_REQUIRED WORK_
Each record is to be printed again exactly, though not its pictures.

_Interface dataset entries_

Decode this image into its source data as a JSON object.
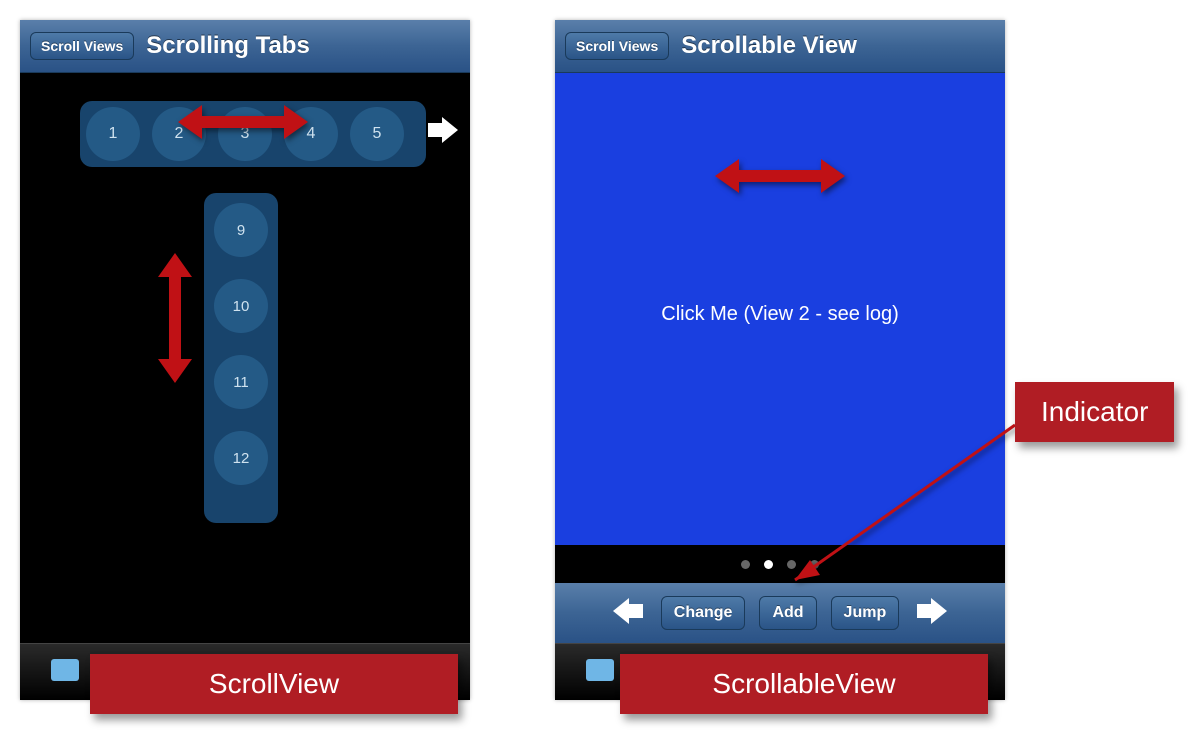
{
  "phone1": {
    "backLabel": "Scroll Views",
    "title": "Scrolling Tabs",
    "hTabs": [
      "1",
      "2",
      "3",
      "4",
      "5"
    ],
    "vTabs": [
      "9",
      "10",
      "11",
      "12"
    ]
  },
  "phone2": {
    "backLabel": "Scroll Views",
    "title": "Scrollable View",
    "clickText": "Click Me (View 2 - see log)",
    "pageCount": 4,
    "activePage": 1,
    "buttons": {
      "change": "Change",
      "add": "Add",
      "jump": "Jump"
    }
  },
  "labels": {
    "scrollView": "ScrollView",
    "scrollableView": "ScrollableView",
    "indicator": "Indicator"
  },
  "colors": {
    "accentRed": "#b01d24",
    "arrowRed": "#c01115",
    "navBlue": "#3c6494",
    "viewBlue": "#1a3fe0"
  }
}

_SOLUTION FOR THIS PROBLEM_
Decode this image into its source data as a JSON object.
{
  "phone1": {
    "backLabel": "Scroll Views",
    "title": "Scrolling Tabs",
    "hTabs": [
      "1",
      "2",
      "3",
      "4",
      "5"
    ],
    "vTabs": [
      "9",
      "10",
      "11",
      "12"
    ]
  },
  "phone2": {
    "backLabel": "Scroll Views",
    "title": "Scrollable View",
    "clickText": "Click Me (View 2 - see log)",
    "pageCount": 4,
    "activePage": 1,
    "buttons": {
      "change": "Change",
      "add": "Add",
      "jump": "Jump"
    }
  },
  "labels": {
    "scrollView": "ScrollView",
    "scrollableView": "ScrollableView",
    "indicator": "Indicator"
  },
  "colors": {
    "accentRed": "#b01d24",
    "arrowRed": "#c01115",
    "navBlue": "#3c6494",
    "viewBlue": "#1a3fe0"
  }
}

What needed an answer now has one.